42 And they continued steadfastly in the apostles’ doctrine and fellowship, in the breaking of bread, and in prayers. 43 Then fear came upon every soul, and many wonders and signs were done through the apostles. 44 Now all who believed were together, and had all things in common, 45 and sold their possessions and goods, and divided them among all, as anyone had need. 46 So continuing daily with one accord in the temple, and breaking bread from house to house, they ate their food with gladness and simplicity of heart, 47 praising God and having favor with all the people. And the Lord added to the church daily those who were being saved.
What is the purpose of the church? How should she spend her time? There are a lot of answers floating around to those questions, but what does Scripture teach? Our text reveals what the early church was like in its purity just after God gave His Spirit on Pentecost. These Christians are an example to us, and we should measure our assemblies today by their standard. We find there are four things here in which the early church “continued steadfastly.”
First of all, there was a steadfast continuance in the “apostles’ doctrine,” i.e. the word of God. Many churches today have diminished their focus on faithfully teaching and preaching the word in favor of more entertaining forms of “worship”. Why? Because the people that gather have no heart for the truth! Paul warns of this day in 2 Tim 2:3 stating, “the time will come when they will not endure sound doctrine.” Brothers and sisters, the time is here! We would do well to encourage our pastors and teachers to faithfully do what Paul tells Timothy in v. 2: “Preach the word! Be ready in season and out of season. Convince, rebuke, exhort, with all longsuffering and teaching.”
Secondly, the early church was characterized by unity. They continued steadfastly in “fellowship.” They loved the brethren!
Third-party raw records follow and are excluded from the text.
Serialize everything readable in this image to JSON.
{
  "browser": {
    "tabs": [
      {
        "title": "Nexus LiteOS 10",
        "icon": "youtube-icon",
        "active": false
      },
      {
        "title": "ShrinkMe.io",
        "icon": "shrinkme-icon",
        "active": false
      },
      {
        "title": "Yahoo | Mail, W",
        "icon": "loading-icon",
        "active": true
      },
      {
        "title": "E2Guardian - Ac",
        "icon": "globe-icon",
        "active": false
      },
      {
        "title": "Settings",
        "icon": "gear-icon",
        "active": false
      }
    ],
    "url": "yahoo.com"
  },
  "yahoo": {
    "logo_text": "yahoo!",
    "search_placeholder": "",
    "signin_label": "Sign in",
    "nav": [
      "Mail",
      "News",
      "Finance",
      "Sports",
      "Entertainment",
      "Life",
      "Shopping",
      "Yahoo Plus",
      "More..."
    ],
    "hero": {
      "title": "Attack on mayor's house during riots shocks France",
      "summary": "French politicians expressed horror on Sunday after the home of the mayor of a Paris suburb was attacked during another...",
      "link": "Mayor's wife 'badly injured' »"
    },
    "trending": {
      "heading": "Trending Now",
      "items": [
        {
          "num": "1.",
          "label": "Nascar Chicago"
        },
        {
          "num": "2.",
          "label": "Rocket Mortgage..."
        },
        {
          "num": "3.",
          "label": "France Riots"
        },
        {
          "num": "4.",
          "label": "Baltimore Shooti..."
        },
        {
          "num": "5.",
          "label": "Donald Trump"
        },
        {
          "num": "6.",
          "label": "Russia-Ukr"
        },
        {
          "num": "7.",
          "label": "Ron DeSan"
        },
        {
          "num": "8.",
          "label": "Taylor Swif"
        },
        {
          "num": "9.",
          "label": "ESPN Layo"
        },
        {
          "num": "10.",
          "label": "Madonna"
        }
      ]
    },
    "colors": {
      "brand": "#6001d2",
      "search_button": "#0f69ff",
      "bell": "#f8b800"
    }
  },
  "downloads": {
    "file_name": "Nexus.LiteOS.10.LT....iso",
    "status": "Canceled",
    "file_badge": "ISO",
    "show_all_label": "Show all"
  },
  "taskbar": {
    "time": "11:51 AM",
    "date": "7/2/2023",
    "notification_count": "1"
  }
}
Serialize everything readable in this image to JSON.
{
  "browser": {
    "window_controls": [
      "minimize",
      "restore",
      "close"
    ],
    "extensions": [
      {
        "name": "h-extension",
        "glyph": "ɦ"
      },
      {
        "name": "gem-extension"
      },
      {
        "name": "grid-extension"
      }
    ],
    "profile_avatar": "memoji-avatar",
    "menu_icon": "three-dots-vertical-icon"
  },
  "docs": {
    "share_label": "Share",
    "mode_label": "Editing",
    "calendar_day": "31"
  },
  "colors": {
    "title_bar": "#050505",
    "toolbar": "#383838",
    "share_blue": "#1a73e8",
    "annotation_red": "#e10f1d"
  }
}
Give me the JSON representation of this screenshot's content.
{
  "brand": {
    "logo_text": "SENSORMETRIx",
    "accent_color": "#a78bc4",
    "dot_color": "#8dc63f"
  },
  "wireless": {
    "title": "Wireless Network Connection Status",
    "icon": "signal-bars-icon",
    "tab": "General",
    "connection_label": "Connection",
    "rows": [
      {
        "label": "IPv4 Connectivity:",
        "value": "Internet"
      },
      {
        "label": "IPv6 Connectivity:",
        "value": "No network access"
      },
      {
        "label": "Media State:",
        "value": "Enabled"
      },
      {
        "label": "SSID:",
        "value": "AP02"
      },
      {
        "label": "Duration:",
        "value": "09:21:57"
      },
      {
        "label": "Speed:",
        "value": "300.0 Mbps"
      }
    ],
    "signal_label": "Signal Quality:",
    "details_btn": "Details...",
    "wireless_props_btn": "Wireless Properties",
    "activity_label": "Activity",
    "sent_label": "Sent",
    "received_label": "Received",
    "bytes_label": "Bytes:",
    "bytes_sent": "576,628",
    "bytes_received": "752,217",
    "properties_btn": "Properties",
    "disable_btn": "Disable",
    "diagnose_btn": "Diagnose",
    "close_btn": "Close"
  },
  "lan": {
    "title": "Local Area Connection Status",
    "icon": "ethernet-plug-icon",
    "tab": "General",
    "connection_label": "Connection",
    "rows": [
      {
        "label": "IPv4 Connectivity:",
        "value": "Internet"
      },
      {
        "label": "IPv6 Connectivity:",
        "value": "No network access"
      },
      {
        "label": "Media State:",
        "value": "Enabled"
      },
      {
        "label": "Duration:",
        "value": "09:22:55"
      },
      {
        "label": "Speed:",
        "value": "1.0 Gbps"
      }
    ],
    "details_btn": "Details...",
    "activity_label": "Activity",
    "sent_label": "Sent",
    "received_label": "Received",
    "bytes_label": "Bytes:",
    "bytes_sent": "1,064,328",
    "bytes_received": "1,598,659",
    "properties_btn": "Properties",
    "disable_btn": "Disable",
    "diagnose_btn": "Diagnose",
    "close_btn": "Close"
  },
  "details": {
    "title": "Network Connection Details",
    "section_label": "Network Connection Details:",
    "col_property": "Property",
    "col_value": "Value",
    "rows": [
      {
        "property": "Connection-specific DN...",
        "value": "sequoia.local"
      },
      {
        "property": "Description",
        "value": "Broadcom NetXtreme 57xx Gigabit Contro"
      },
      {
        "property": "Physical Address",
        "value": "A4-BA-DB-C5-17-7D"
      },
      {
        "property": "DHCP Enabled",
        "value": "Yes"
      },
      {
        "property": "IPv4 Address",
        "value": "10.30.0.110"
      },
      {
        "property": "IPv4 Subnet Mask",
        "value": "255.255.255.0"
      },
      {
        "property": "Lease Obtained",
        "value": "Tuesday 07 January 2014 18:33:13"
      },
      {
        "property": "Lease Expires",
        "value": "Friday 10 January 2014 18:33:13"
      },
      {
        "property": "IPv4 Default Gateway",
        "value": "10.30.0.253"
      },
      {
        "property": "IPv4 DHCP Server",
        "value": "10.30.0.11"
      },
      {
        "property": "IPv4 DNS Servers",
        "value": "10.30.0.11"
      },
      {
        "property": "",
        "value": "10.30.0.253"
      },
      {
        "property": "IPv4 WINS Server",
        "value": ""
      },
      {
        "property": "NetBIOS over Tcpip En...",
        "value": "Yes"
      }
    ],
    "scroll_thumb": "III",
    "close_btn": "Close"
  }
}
Isn’t that how Jesus said everyone would know that we were His disciples? (Jn 13:35) Their unity is evident all throughout our portion of Scripture. V. 44 says “all who believed were together, and had all things in common.” V. 46 reveals they were in “one accord” and broke bread “from house to house.” In other words, the early Christians spent much time with each other, and enjoyed rich fellowship in the Lord. As Ac 4:32 further describes them, they “were of one heart and one soul”.
Next, we see they continued steadfastly in the breaking of bread. I think a couple of things are referred to by this statement. First, it reveals the practical way in which they lived. Their lives were characterized by simplicity, contentment, and care for one another. They didn’t seek lives of extravagance, desiring the delicacies of this present world, but were satisfied with merely the breaking of bread. Even as we are instructed to be in 1 Tim 6:8, they were content with simply having food and clothing. They “ate their food with gladness and simplicity of heart”. (v. 46) And their care for each other is revealed in this breaking of bread for no one did without according to Ac 4:34-35. There was not “anyone among them who lacked,” and “they distributed to each as anyone had need.”
The second conclusion we must draw from the declaration of their steadfastness in the breaking of bread is a spiritual one. We can’t consider the phrase “breaking of bread” without numerous passages coming to mind concerning the Lord Jesus being the spiritual bread that sustains every believer. As Jesus declared in Jn 6:51: “I am the living bread which came down from heaven. If anyone eats of this bread, he will live forever…” Christ was the bread that was broken and sustained the early church, even as every true believer is sustained today. He was their focus and desire. They hungered and thirsted after righteousness, and they were filled! (Mt 5:6)
Last of all, they were a praying people. This truth was the evidence that the Spirit of God had indeed fallen upon them because both Rom 8:15 and Gal 4:6 remind us that the one thing God’s Spirit within us will continually do is cry out “Abba, Father!” You don’t have to teach a child to cry out to his mother or father. It’s completely natural. It would be strange if he didn’t! Likewise, every true child of God cries out to his or her heavenly Father, “praying always with all prayer and supplication in the Spirit.” (Eph 6:18)
I want us to notice one more important point at the end of our text. This church grew, but how did it grow? They didn’t form an outreach committee to determine the best way to reach the surrounding population. They didn’t take a poll to determine what would attract the most people. They were focused on God. They simply lived in obedience to Him, “continuing daily…praising God.” And what was the result? God gave them “favor with all the people,” and “the Lord added to the church daily those who were being saved.” Such is the only way the true church can grow. Men can come up with creative ways to build assemblies, but only God can build His church. We can water and plant, but God gives the increase! (1 Co 3:6)